Posted November 24th, 2013 by Tynan Sylvester

Hey all, just a quick update on what I’ve been doing. In short: audio and modding.

I’ve been working on the system that our audiopath Alistair Lindsay is going to use to define the sounds for the game. Up until now I’ve created simple sounds myself from free source files found at The code would then just play the appropriate sound file directly when triggered. This filled the gap enough for my own pre-alpha purposes, but now that we’re getting serious about audio it’s clear something much more is needed.

Al wrote me an awesome document describing the kinds of features he needs in an audio authoring system and I’ve been working on getting it done for him. He’ll be able to define sound containers that the game will randomly choose between (like creating several sounds for a punch hitting someone). It’ll avoid repeating sounds frequently, if desired. Loopers can now define a maximum number of voices, so if there are 40 fires near the camera, Al can choose to have the player only hear the closest three of them, fading between sources as the camera moves around. Soon I’ll be doing a loop-shuffle system where he can define sounds in a container and the game will crossfade between them to create one long sustained sound. So, there might be several short samples of fire burning that the game will shuffle up into a never-repeating fire mixture.
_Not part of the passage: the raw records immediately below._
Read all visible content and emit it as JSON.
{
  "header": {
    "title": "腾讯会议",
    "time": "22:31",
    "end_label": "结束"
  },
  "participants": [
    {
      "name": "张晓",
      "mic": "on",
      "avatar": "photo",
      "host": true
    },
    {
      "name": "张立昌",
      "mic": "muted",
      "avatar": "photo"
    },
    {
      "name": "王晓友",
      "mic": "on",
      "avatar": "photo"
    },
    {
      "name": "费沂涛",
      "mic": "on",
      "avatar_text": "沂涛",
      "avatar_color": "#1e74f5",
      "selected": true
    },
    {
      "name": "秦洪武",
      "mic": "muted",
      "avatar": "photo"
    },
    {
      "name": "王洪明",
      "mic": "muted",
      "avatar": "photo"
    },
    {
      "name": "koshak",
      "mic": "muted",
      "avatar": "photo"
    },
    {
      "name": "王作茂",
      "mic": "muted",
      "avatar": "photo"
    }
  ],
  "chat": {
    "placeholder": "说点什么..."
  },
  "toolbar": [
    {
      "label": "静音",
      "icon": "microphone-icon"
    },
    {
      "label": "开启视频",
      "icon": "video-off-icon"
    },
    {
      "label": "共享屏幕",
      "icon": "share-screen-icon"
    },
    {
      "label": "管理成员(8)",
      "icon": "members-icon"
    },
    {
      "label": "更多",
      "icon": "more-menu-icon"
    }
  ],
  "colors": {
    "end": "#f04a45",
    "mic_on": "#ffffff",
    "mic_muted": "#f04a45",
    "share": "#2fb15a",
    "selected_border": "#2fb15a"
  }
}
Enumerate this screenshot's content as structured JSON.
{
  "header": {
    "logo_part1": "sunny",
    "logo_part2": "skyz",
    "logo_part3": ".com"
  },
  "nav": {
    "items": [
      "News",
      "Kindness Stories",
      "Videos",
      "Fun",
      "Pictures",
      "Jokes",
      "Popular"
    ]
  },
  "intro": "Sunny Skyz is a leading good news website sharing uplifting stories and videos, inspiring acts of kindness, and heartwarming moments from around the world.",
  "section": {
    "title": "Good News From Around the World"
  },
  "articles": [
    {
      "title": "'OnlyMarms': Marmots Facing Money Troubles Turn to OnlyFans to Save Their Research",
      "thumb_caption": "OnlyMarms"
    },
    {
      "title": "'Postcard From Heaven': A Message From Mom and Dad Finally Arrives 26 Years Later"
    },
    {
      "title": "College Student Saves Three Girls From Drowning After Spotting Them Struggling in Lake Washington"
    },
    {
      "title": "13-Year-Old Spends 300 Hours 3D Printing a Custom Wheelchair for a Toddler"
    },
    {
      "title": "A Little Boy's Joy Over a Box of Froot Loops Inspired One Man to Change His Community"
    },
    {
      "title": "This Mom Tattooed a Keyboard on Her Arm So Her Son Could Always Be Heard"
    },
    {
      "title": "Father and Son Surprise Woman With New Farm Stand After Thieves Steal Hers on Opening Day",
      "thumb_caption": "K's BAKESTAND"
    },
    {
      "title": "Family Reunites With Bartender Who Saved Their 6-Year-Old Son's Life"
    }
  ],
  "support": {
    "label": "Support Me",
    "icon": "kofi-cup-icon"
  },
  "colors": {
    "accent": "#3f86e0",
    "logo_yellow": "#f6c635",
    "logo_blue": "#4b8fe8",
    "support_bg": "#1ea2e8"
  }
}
After that will be the really fun and hardcore stuff – tying sounds to game parameters. So we might tie a fire size parameter to some processing in the fire sound. It might fade from a small fire sound to a big fire sound, or change EQ settings or volume as it gets larger. I’ve created an editor to define these things while the game is running, even adding and changing sound files without stopping play.

This progress isn’t just about the audio, either. This editor generalizes to anything you can define in the game. It is the in-game mod editor. Some day it’ll be usable to creating new weapons, configuring them, creating audiovisual content for them, and playing with it all while editing it without ever closing the game. I’m hoping that a really powerful modding interface will encourage modders to create lots of new content. Here’s what it looks like now after a week of development:


Another fun detail is that this interface with line-by-line editing and collapsible objects is really modeled after the property editor in UnrealEd, which I used for many years at Irrational and before. It’s funny how some things stick with you and you end up using them where you might not expect.

I don’t know when the next public content update will be. There is some pretty heavy technical lifting to do over here – I’m doing this audio/modding system and planning to switch the game to use Dwarf Fortress-style on-map stockpiles. It could be a little while.